It is however not for the faint of heart. We started off in the deceptive comfort of the Four Seasons in Mumbai, met some astonishing and successful businesses who really are delivering deep societal impact beyond self interest, yet before long were in the tribal villages where poverty and bonded labour have been a reality for generations. It is an astonishing and humbling experience to get up close and personal with – for example - a centre for seriously domestically abused women in the slum in Hyderabad; or the the rag picker community  of Mumbai; or a brilliant school for girls who have suffered abuse; or a centre that helps prepare some of India’s 70 million disabled to work. The work that Meera Shenoy and her team do in the Centre for Persons with Disability Livelihoods in Hyderabad is inspiring.

And she does something very striking – she goes to potential employers, works out what they need in terms of employee skills, then constructs her curriculum to fit their needs. She doesn’t impose a system, she works out the need and engineers backwards. I saw this again and again – Tata made a car, the Nano, to meet a price that would allow rural people to buy it. They engineered the car to the price. Similarly a chain of Ayurvedic hospitals has been constructed specifically to meet the needs of the urban slum dwelling poor. Or there’s the example of the water purifier engineered to 999 rupees in order to meet an unmet need. All huge successes – all creating a market for a need that hadn’t been met before.

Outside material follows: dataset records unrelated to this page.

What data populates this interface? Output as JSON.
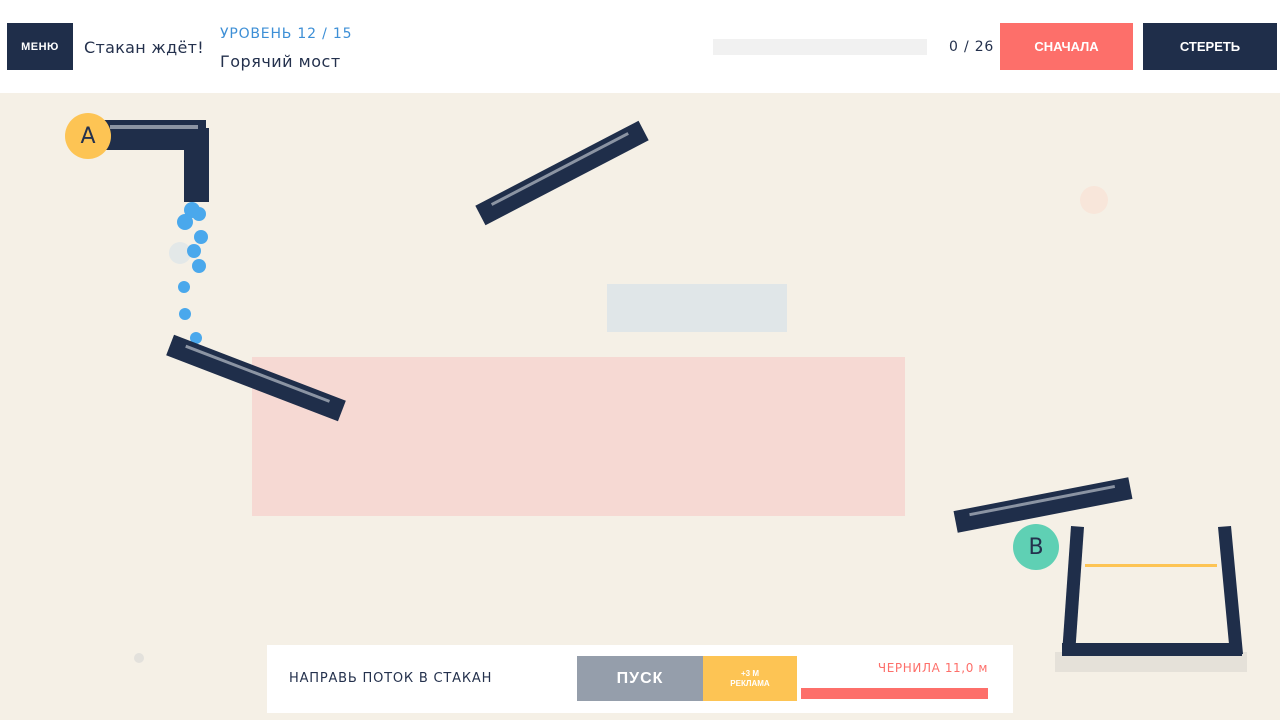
{
  "header": {
    "menu_label": "МЕНЮ",
    "status_text": "Стакан ждёт!",
    "level_label": "УРОВЕНЬ 12 / 15",
    "level_name": "Горячий мост",
    "progress_fraction": 0,
    "counter": "0 / 26",
    "restart_label": "СНАЧАЛА",
    "erase_label": "СТЕРЕТЬ"
  },
  "field": {
    "start_marker": "A",
    "goal_marker": "B"
  },
  "bottom": {
    "hint": "НАПРАВЬ ПОТОК В СТАКАН",
    "play_label": "ПУСК",
    "ad_line1": "+3 М",
    "ad_line2": "РЕКЛАМА",
    "ink_label": "ЧЕРНИЛА  11,0 м",
    "ink_fraction": 1
  },
  "colors": {
    "background": "#f5f0e6",
    "dark": "#1f2e4a",
    "accent_red": "#fd6f6a",
    "accent_yellow": "#fdc454",
    "accent_teal": "#5fd0b4",
    "water": "#4aa8ec",
    "hot_zone": "#f6d9d3"
  }
}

In India there is no conflict between good business and societal impact. There’s not even a debate about it. Business and state work hand in hand to address societal issues – not as a side activity (CSR) but as a fundamental way of operating.

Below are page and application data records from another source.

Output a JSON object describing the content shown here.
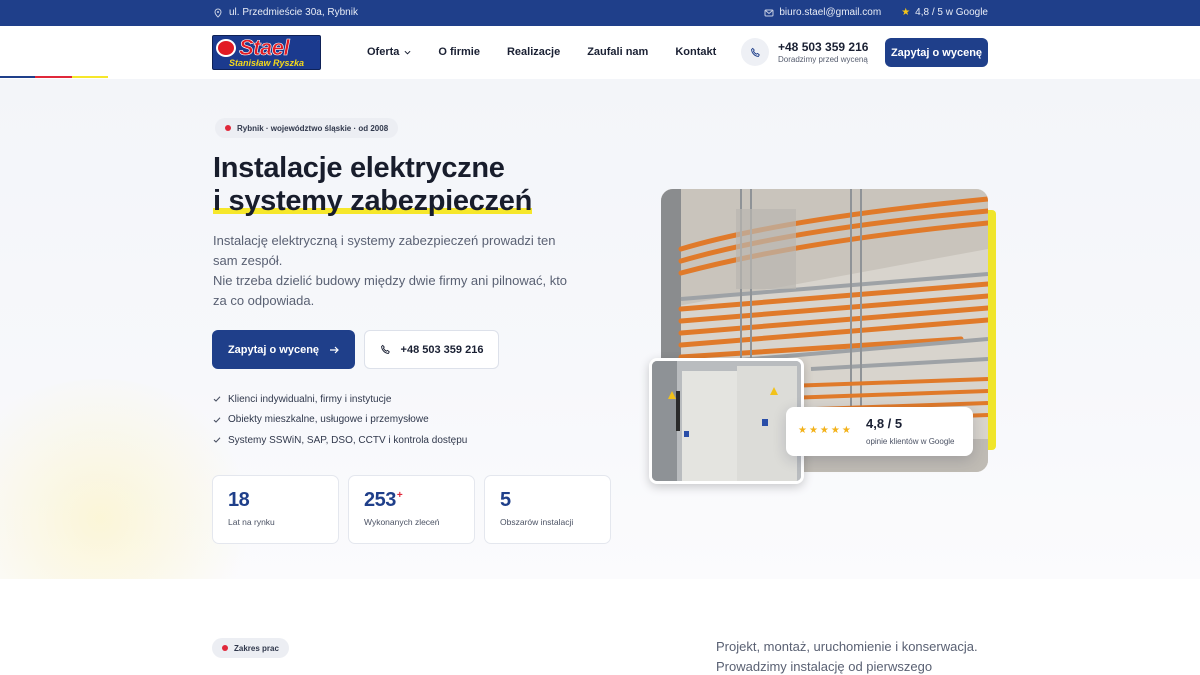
{
  "topbar": {
    "address": "ul. Przedmieście 30a, Rybnik",
    "email": "biuro.stael@gmail.com",
    "rating": "4,8 / 5 w Google"
  },
  "header": {
    "logo_word": "Stael",
    "logo_sub": "Stanisław Ryszka",
    "nav": [
      "Oferta",
      "O firmie",
      "Realizacje",
      "Zaufali nam",
      "Kontakt"
    ],
    "phone": "+48 503 359 216",
    "phone_hint": "Doradzimy przed wyceną",
    "cta": "Zapytaj o wycenę"
  },
  "colors": {
    "brand_blue": "#1f3f8a",
    "accent_red": "#e0283a",
    "accent_yellow": "#f6e72b"
  },
  "hero": {
    "badge": "Rybnik · województwo śląskie · od 2008",
    "title_line1": "Instalacje elektryczne",
    "title_line2": "i systemy zabezpieczeń",
    "lead_line1": "Instalację elektryczną i systemy zabezpieczeń prowadzi ten sam zespół.",
    "lead_line2": "Nie trzeba dzielić budowy między dwie firmy ani pilnować, kto za co odpowiada.",
    "cta": "Zapytaj o wycenę",
    "phone": "+48 503 359 216",
    "checks": [
      "Klienci indywidualni, firmy i instytucje",
      "Obiekty mieszkalne, usługowe i przemysłowe",
      "Systemy SSWiN, SAP, DSO, CCTV i kontrola dostępu"
    ],
    "stats": [
      {
        "value": "18",
        "suffix": "",
        "label": "Lat na rynku"
      },
      {
        "value": "253",
        "suffix": "+",
        "label": "Wykonanych zleceń"
      },
      {
        "value": "5",
        "suffix": "",
        "label": "Obszarów instalacji"
      }
    ],
    "rating_card": {
      "stars": "★★★★★",
      "score": "4,8 / 5",
      "caption": "opinie klientów w Google"
    }
  },
  "section2": {
    "badge": "Zakres prac",
    "text": "Projekt, montaż, uruchomienie i konserwacja. Prowadzimy instalację od pierwszego"
  }
}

We’ll build the cars, you build the roads.

Brands that shape the way we live really are fundamentally collaborative – and seek to partner with any player who shares their ambition. Furthermore they don’t impose their model onto the market – they go out, understand the need, and engineer backwards. Societal impact is central to the way they operate – these are brands that are beyond self interest rather than commercial entities with a philanthropic arm. The questions they ask themselves are not “how do we make the most return” but (as Acumen fund does with Ayurvaid) “how do we price and structure to reach the greatest number of people?”

It is a very different, non Western, way of thinking. And it made me think just how often I, we, are guilty of foisting our assumptions on the rest of the world. Whether in business or personally or otherwise.